As a student, Vedis wished for someone to guide him, now he works with other alumni to advise students at St George’s Secondary School, Sikri, to set them up for success.

By Ján Michalko 

Initially published on

Vedis has taken on the role of general secretary of his association and is working with others to get it fully registered and grow its membership. 

“We were in the same primary school 19 years ago! But we were still in touch. We work in the same company now, but back then, she asked me what I studied, and when I said that I studied pharmacy, she told me, why don’t you come work with us, in my company!” 

Networking is one of the benefits Vedis recognizes come with alumni associations.  This motivated him to take an active role in building the alumni association for St. George’s Secondary School, Sikri, his alma mater.

The alumni association at St. George’s Secondary School, Sikri, was run informally for several years. For five years, Vedis and other alumni association officials have actively rallied 200 alumni to register with the association and engage in alumni activities to support each other and their alma mater. 

Following the COVID-19 pandemic outbreak in Kenya in 2020, alumni meetings moved online. Discussions are mostly conducted on WhatsApp.But due to school closure, to mitigate the spread of the disease, alumni support activities stalled such as the supply of sanitary towels to students in their alma mater. 

But alumni of the school are still determined to fundraise to construct a school library and laboratory which the school is in dire need. As they attempt to recruit more alumni to offer support, Vedis is quick to point out that more recent graduates of the school are still apprehensive in joining the association.

“Younger alumni are struggling themselves; looking for jobs and starting families makes them reluctant to join, feeling that money is tight.”

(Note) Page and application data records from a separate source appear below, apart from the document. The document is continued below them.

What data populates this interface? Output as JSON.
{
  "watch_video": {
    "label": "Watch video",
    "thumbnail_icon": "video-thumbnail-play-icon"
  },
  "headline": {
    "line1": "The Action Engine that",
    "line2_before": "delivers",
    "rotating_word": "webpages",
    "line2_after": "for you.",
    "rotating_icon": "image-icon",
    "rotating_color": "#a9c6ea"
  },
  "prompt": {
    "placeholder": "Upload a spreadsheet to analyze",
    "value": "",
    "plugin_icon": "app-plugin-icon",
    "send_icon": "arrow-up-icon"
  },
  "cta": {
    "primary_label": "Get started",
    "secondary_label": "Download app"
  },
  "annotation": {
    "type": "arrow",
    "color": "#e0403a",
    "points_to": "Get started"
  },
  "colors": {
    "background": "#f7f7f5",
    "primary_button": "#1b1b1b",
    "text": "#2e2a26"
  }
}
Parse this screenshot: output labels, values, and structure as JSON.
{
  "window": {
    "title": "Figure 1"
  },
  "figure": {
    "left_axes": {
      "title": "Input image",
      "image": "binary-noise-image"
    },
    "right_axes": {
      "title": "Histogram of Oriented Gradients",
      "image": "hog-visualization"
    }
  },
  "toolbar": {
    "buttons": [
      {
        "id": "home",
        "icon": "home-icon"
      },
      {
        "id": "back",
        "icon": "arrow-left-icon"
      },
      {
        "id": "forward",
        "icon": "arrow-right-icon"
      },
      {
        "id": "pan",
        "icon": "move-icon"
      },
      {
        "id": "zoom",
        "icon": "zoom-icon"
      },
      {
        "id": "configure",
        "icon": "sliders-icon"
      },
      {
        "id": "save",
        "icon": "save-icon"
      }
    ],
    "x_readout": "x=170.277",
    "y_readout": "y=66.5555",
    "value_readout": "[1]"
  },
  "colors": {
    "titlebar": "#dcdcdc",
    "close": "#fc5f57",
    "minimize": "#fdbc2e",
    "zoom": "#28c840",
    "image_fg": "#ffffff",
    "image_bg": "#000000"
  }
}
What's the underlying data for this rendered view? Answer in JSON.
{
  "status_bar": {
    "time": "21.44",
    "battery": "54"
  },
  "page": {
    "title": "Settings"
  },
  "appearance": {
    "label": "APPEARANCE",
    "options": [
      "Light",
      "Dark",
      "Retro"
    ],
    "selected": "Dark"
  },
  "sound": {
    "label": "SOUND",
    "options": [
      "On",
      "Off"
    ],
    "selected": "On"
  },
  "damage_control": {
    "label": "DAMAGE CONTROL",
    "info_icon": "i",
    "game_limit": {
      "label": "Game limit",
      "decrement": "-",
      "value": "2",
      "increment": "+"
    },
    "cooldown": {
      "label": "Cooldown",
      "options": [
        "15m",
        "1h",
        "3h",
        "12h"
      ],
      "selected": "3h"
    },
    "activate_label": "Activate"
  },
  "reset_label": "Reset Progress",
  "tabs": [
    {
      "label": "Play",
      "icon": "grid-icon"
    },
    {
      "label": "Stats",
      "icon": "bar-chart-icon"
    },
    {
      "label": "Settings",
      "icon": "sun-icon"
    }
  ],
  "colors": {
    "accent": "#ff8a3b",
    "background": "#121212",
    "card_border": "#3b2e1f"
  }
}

Vedis does empathise with these young parents as a young father himself. What drives him is his personal experiences; as a student whose parents struggled to educate him reliant on wellwishers and scholarships and the toll it took on him. He understands how much students in his alma mater need mentorship as well as financial support. 

Vedis is the first one in his family to go to university, which he credits to the wellwishers who supported his education. He does, however, admit that he wanted to be a pilot but due to the lack of mentorship and guidance, he selected the wrong courses which impeded him from pursuing his dream career.

“If [only] I had mentorship and somebody to tell me when you want to do this, you’re supposed to do this.”

But Vedis channels all his experiences into his work and commitment to the alumni association to support the next generation. 

Together with other alumni leaders, Vedis attends meetings organised by Future First Kenya to learn how to strengthen their association.